***** TASK DATA *****

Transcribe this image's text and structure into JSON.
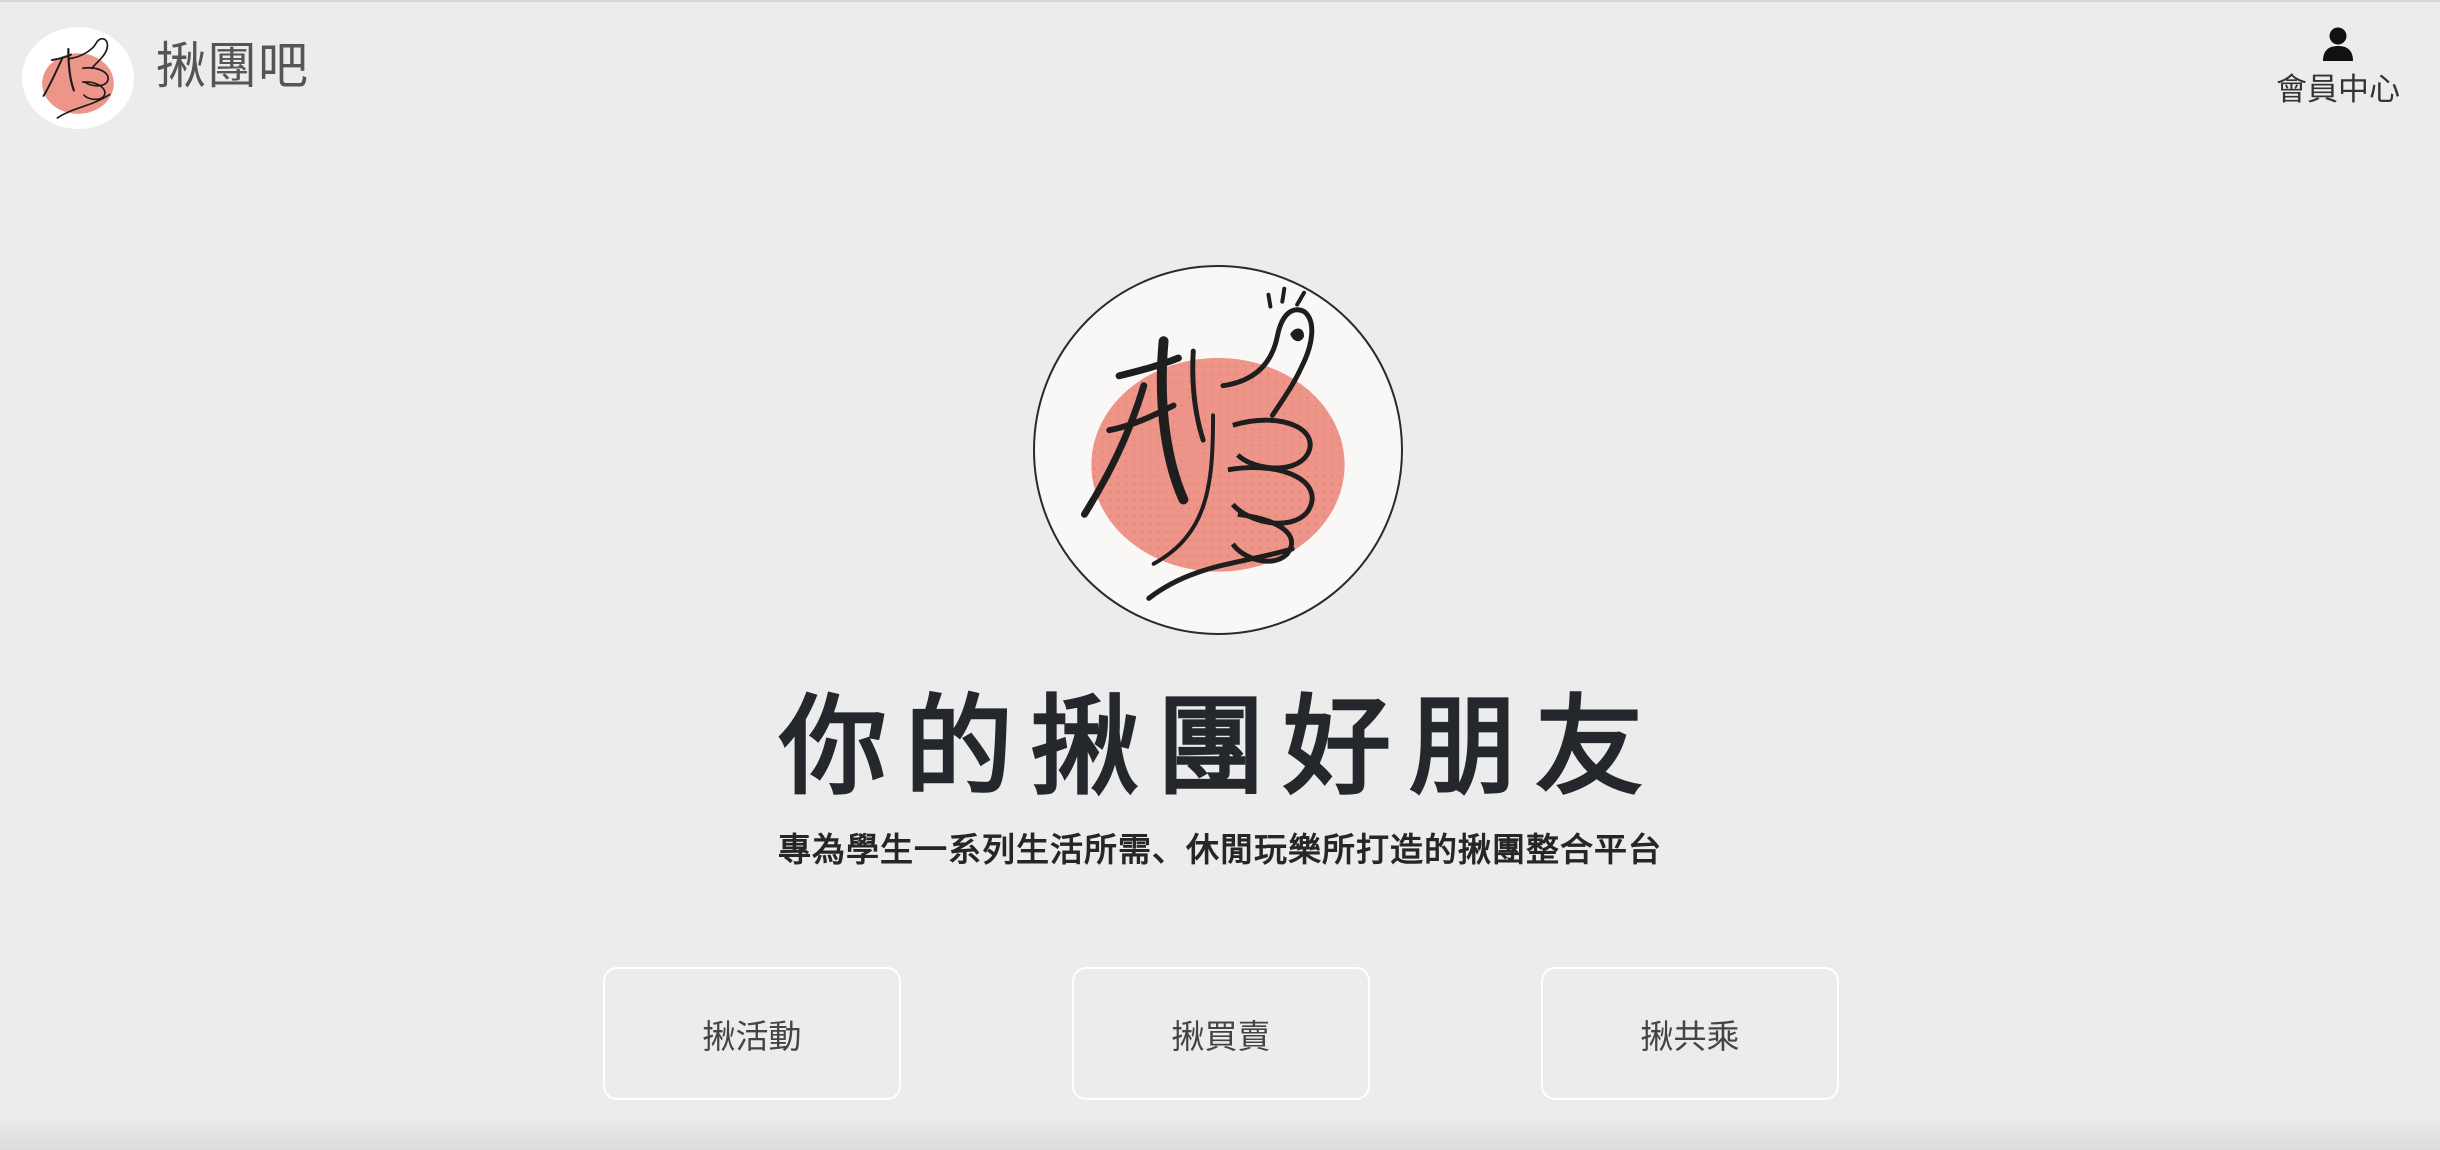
{
  "header": {
    "brand_name": "揪團吧",
    "member_label": "會員中心",
    "member_icon": "user-icon"
  },
  "hero": {
    "title": "你的揪團好朋友",
    "subtitle": "專為學生一系列生活所需、休閒玩樂所打造的揪團整合平台",
    "logo_text": "揪"
  },
  "nav": [
    {
      "label": "揪活動"
    },
    {
      "label": "揪買賣"
    },
    {
      "label": "揪共乘"
    }
  ],
  "colors": {
    "background": "#ececec",
    "accent_blob": "#ee958a",
    "text_dark": "#24272b"
  }
}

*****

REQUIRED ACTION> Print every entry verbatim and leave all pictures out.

ANSWER AREA>
Transcribe this image's text and structure into JSON.
{
  "header": {
    "brand_name": "揪團吧",
    "member_label": "會員中心",
    "member_icon": "user-icon"
  },
  "hero": {
    "title": "你的揪團好朋友",
    "subtitle": "專為學生一系列生活所需、休閒玩樂所打造的揪團整合平台",
    "logo_text": "揪"
  },
  "nav": [
    {
      "label": "揪活動"
    },
    {
      "label": "揪買賣"
    },
    {
      "label": "揪共乘"
    }
  ],
  "colors": {
    "background": "#ececec",
    "accent_blob": "#ee958a",
    "text_dark": "#24272b"
  }
}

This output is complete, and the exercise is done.